One could also give a $\Sigma^1_2$ definition, aka "The Enumerability Axiom" (or at least that is the way G. Boolos called it) - the definition simply defines the natural numbers via the inductive properties of the successor function.

One can give a similar one, stating that there is a well-ordering of the universe with all the sets of predecessors of a given element being finite (but then the complexity grows).

From this we can also easily see how to give a definition of "at most countability" which still is not $\Pi^1_1$ obviously.

The only thing that comes to my mind for defining the class of uncountable models is stating that "the universe is infinite and is not countable".

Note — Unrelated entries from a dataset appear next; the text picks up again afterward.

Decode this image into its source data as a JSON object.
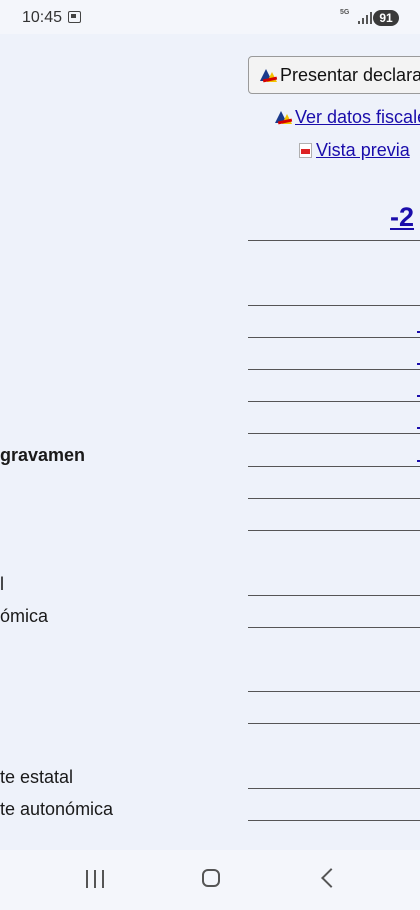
{
  "status_bar": {
    "time": "10:45",
    "network": "5G",
    "battery": "91"
  },
  "toolbar": {
    "present_label": "Presentar declaración",
    "view_fiscal_label": "Ver datos fiscales",
    "preview_label": "Vista previa"
  },
  "summary": {
    "total_value": "-2"
  },
  "rows": {
    "r1_label": "gravamen",
    "r2_label": "l",
    "r3_label": "ómica",
    "r4_label": "te estatal",
    "r5_label": "te autonómica"
  },
  "colors": {
    "background": "#eef2fa",
    "link": "#1a0dab"
  }
}
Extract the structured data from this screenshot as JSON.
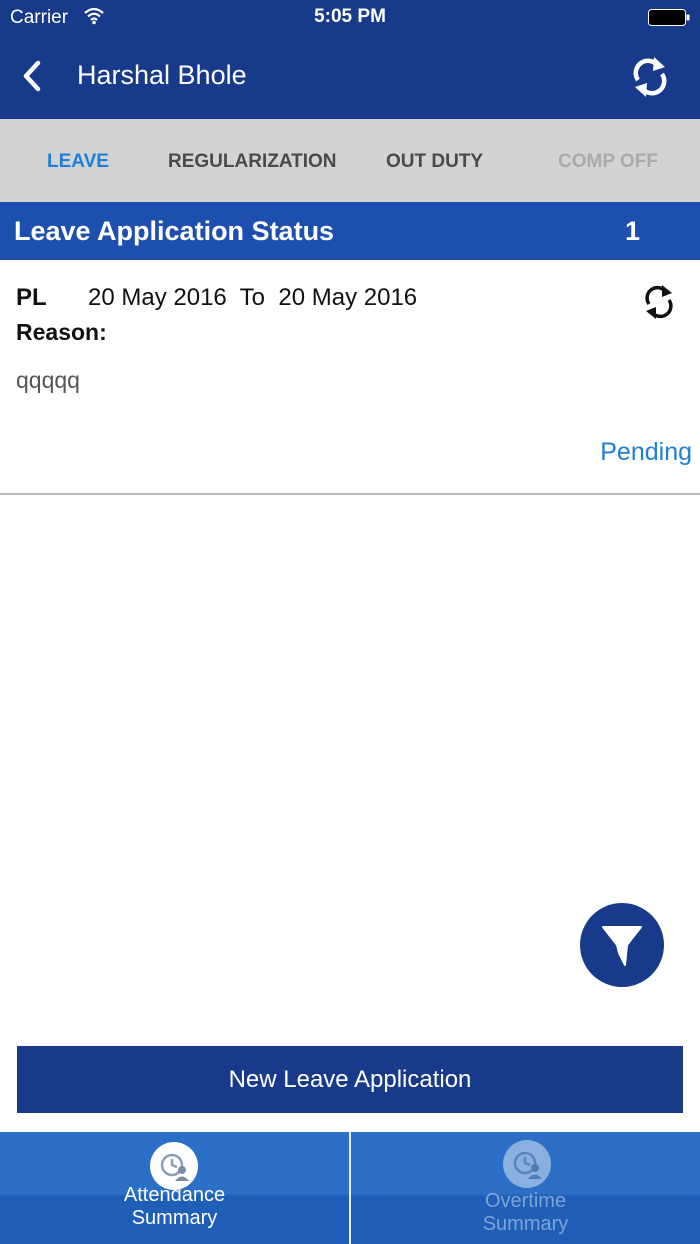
{
  "status_bar": {
    "carrier": "Carrier",
    "time": "5:05 PM",
    "icons": [
      "wifi-icon",
      "battery-icon"
    ]
  },
  "nav": {
    "title": "Harshal Bhole",
    "back_icon": "chevron-left-icon",
    "refresh_icon": "refresh-icon"
  },
  "tabs": [
    {
      "label": "LEAVE",
      "state": "active"
    },
    {
      "label": "REGULARIZATION",
      "state": "normal"
    },
    {
      "label": "OUT DUTY",
      "state": "normal"
    },
    {
      "label": "COMP OFF",
      "state": "disabled"
    }
  ],
  "section": {
    "title": "Leave Application Status",
    "count": "1"
  },
  "application": {
    "type": "PL",
    "from": "20 May 2016",
    "to_word": "To",
    "to": "20 May 2016",
    "reason_label": "Reason:",
    "reason": "qqqqq",
    "status": "Pending",
    "refresh_icon": "refresh-icon"
  },
  "filter_button": {
    "icon": "filter-icon"
  },
  "new_button": {
    "label": "New Leave Application"
  },
  "bottom_tabs": [
    {
      "label_line1": "Attendance",
      "label_line2": "Summary",
      "icon": "attendance-summary-icon",
      "state": "active"
    },
    {
      "label_line1": "Overtime",
      "label_line2": "Summary",
      "icon": "overtime-summary-icon",
      "state": "inactive"
    }
  ],
  "colors": {
    "primary": "#173a8a",
    "section_header": "#1d4fae",
    "accent": "#1e7fd9",
    "tab_bar": "#d3d3d3",
    "bottom_bar": "#2b6fc7"
  }
}
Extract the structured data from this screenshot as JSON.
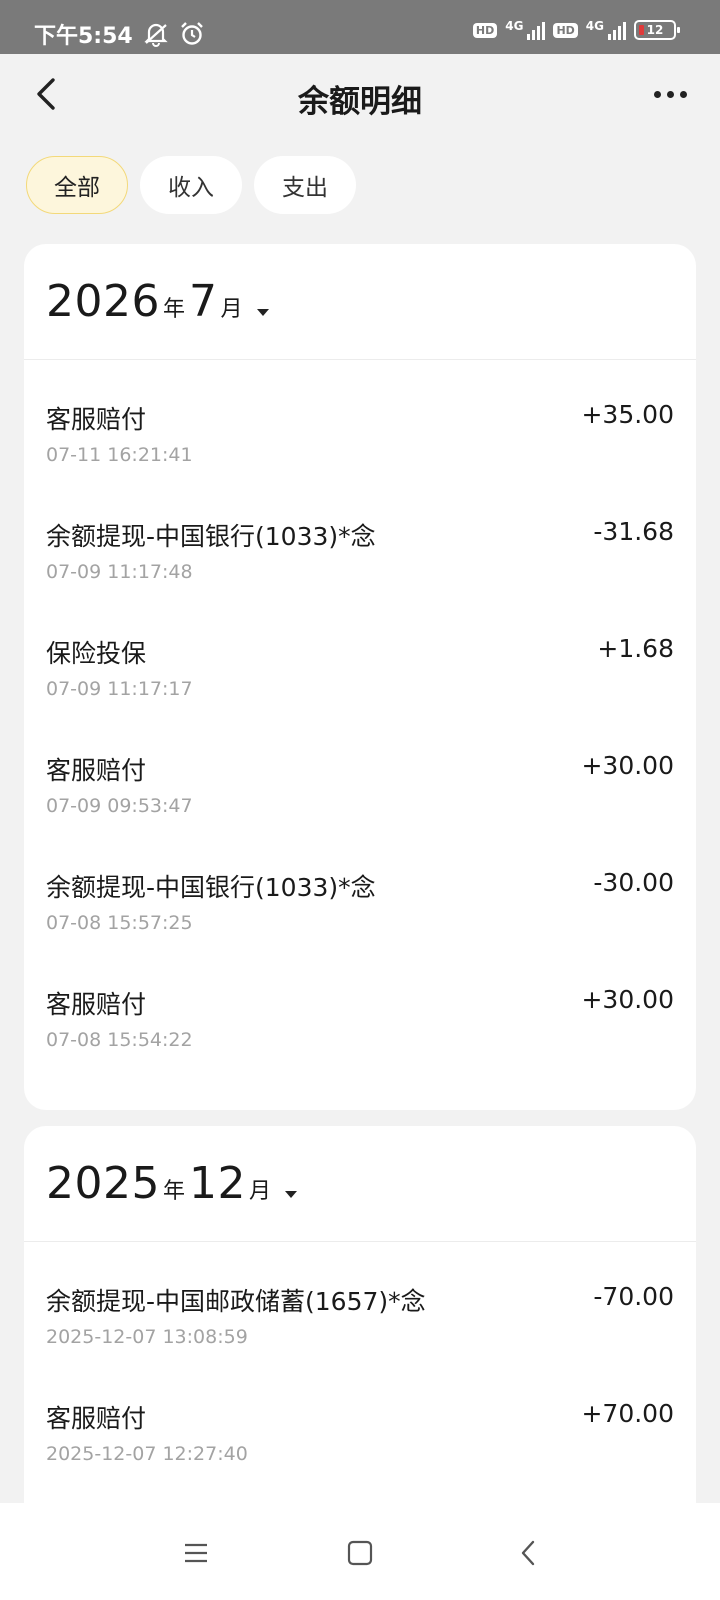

Therefore I do not see a way to prove the result by a standard Craig's Interpolation or Lindstrom's First argument (referring to the fact that a given class of models is FO-definable (elementary), provided both the class and its complement are pseudoelementary, or $\Sigma^1_1$ definable).

Thus the questions: (2) What is the (minimal) complexity of the definition of at most countable models (or "there exist at most countably many" quantifier)?

(3) What is the (minimal) complexity of the definition of inifnite countable models (or "there exist inifnitely countably many" quantifier)?

(4) What is the (minimal) complexity of the definition of uncountable models (or "there exist uncountably many" quantifier)?

And now: the connection between the first part of my question and the second one(s).

If ESO is compact for uncountable languages with constants, then it is trivial to prove that the class of at most countable models cannot have a $\Sigma^1_1$ deifnition. Simply put: asuume that it has such a definition, call it $\varphi$. Add an uncountable set of constants $\{c_\alpha: \alpha < \omega_1\}$ and look at the following theory:

$\{\varphi\} \cup \{c_\alpha \neq c_\beta: \alpha < \beta < \omega_1\}$.

Then each finite subset of this theory is satisfiable, but the entire theory is not. So if we had "full" compactness for ESO, we would have the result (leaving questions (3) and (4) to answer, and, at least to me, interesting).

Thanks in advance.